*** Opening Excerpted data ***

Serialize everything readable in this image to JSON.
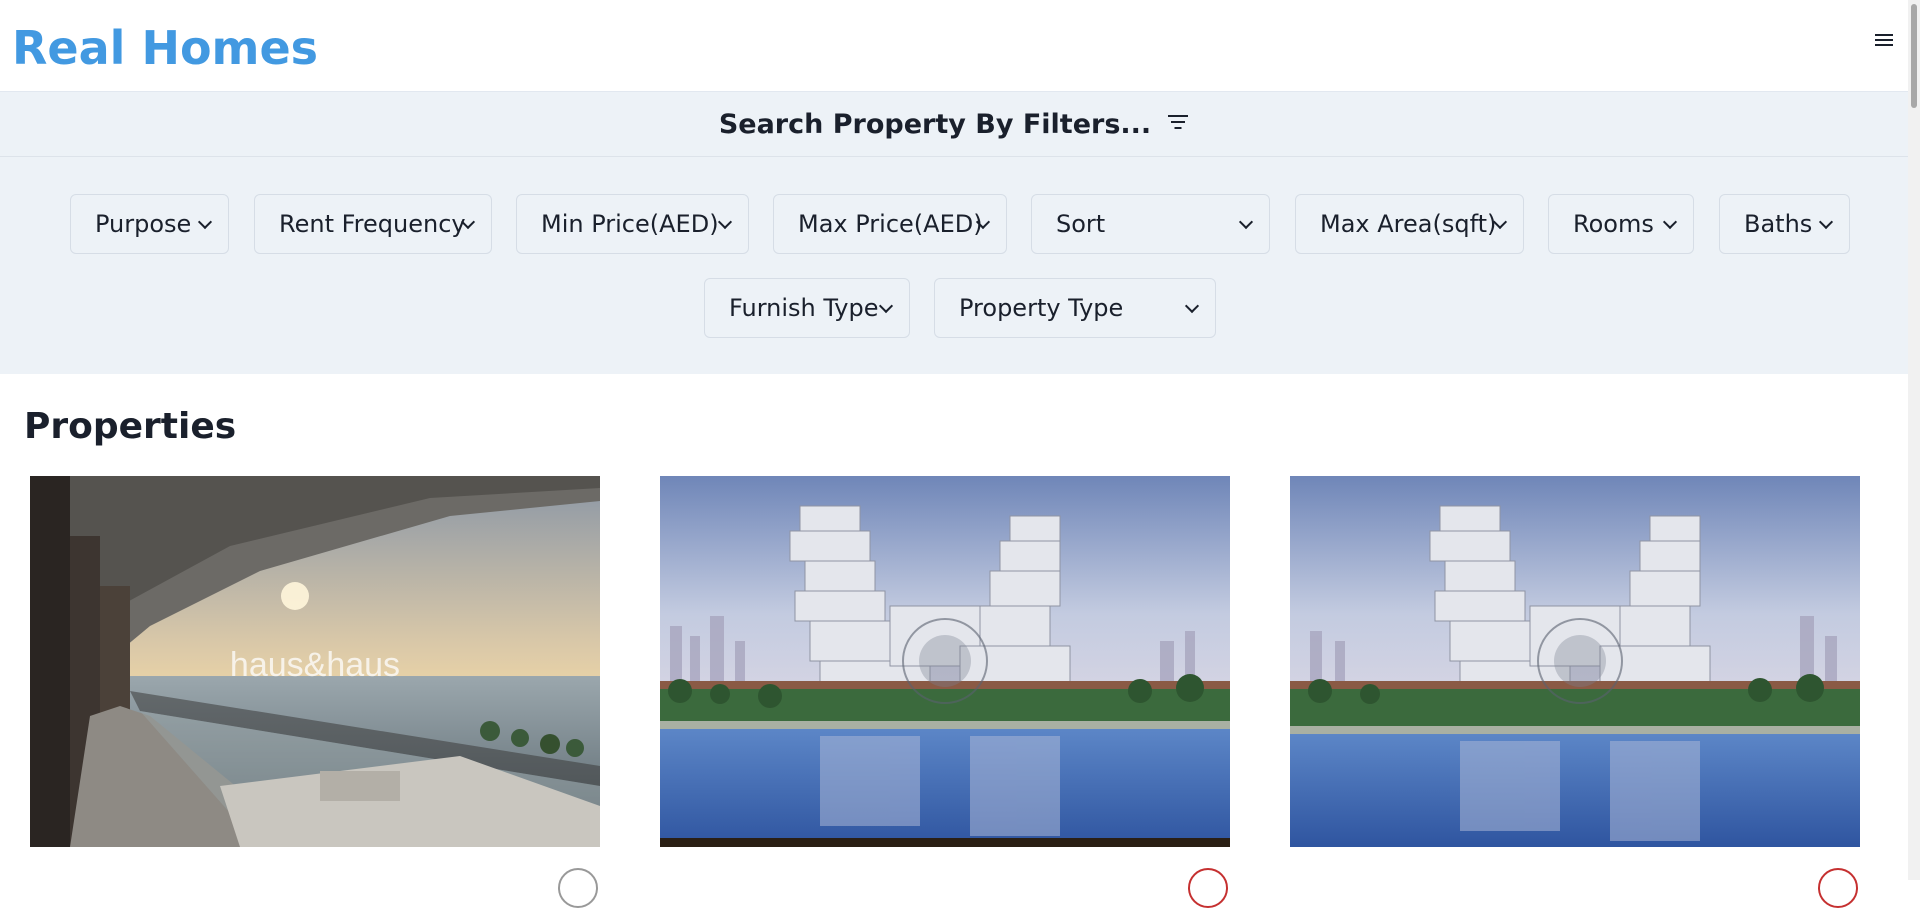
{
  "header": {
    "logo": "Real Homes",
    "menu_icon": "hamburger-menu-icon"
  },
  "filters": {
    "title": "Search Property By Filters...",
    "title_icon": "filter-lines-icon",
    "selects": [
      {
        "label": "Purpose"
      },
      {
        "label": "Rent Frequency"
      },
      {
        "label": "Min Price(AED)"
      },
      {
        "label": "Max Price(AED)"
      },
      {
        "label": "Sort"
      },
      {
        "label": "Max Area(sqft)"
      },
      {
        "label": "Rooms"
      },
      {
        "label": "Baths"
      },
      {
        "label": "Furnish Type"
      },
      {
        "label": "Property Type"
      }
    ]
  },
  "properties": {
    "title": "Properties",
    "cards": [
      {
        "image": "balcony-sea-view-photo",
        "watermark": "haus&haus"
      },
      {
        "image": "royal-atlantis-render-photo",
        "watermark": ""
      },
      {
        "image": "royal-atlantis-render-photo",
        "watermark": ""
      }
    ]
  },
  "colors": {
    "brand": "#4299e1",
    "filter_bg": "#edf2f7",
    "text": "#1a202c"
  }
}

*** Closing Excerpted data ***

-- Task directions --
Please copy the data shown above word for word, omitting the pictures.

-- Response --
Serialize everything readable in this image to JSON.
{
  "header": {
    "logo": "Real Homes",
    "menu_icon": "hamburger-menu-icon"
  },
  "filters": {
    "title": "Search Property By Filters...",
    "title_icon": "filter-lines-icon",
    "selects": [
      {
        "label": "Purpose"
      },
      {
        "label": "Rent Frequency"
      },
      {
        "label": "Min Price(AED)"
      },
      {
        "label": "Max Price(AED)"
      },
      {
        "label": "Sort"
      },
      {
        "label": "Max Area(sqft)"
      },
      {
        "label": "Rooms"
      },
      {
        "label": "Baths"
      },
      {
        "label": "Furnish Type"
      },
      {
        "label": "Property Type"
      }
    ]
  },
  "properties": {
    "title": "Properties",
    "cards": [
      {
        "image": "balcony-sea-view-photo",
        "watermark": "haus&haus"
      },
      {
        "image": "royal-atlantis-render-photo",
        "watermark": ""
      },
      {
        "image": "royal-atlantis-render-photo",
        "watermark": ""
      }
    ]
  },
  "colors": {
    "brand": "#4299e1",
    "filter_bg": "#edf2f7",
    "text": "#1a202c"
  }
}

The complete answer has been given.